### Exercise
If a line of the records holds the word "name", copy it out.

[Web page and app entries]
══════════════════════════════
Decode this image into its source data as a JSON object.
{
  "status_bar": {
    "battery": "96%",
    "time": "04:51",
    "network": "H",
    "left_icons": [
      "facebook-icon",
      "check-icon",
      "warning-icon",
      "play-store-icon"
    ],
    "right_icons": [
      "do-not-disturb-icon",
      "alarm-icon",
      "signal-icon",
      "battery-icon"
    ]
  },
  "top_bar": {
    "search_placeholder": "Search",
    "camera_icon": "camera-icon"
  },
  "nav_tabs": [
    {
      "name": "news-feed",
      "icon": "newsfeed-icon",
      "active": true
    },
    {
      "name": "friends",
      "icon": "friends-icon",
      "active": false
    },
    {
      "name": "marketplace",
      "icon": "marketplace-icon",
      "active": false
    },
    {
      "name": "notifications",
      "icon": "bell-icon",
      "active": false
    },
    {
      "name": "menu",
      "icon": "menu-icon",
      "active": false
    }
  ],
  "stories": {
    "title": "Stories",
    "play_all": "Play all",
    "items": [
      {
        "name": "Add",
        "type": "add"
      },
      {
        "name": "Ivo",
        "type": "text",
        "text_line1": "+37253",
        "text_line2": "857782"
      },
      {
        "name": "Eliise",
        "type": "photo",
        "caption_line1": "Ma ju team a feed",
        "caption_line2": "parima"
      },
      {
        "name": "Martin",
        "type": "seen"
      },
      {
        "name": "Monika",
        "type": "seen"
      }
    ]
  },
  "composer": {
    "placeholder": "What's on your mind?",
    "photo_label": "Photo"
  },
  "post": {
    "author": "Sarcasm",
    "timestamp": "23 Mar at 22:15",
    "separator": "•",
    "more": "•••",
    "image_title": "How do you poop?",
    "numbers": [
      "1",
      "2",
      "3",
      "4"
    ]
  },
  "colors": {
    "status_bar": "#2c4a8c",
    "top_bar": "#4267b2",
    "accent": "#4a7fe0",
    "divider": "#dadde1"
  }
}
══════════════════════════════
### Result for this task
      "name": "news-feed",
      "name": "friends",
      "name": "marketplace",
      "name": "notifications",
      "name": "menu",
        "name": "Add",
        "name": "Ivo",
        "name": "Eliise",
        "name": "Martin",
        "name": "Monika",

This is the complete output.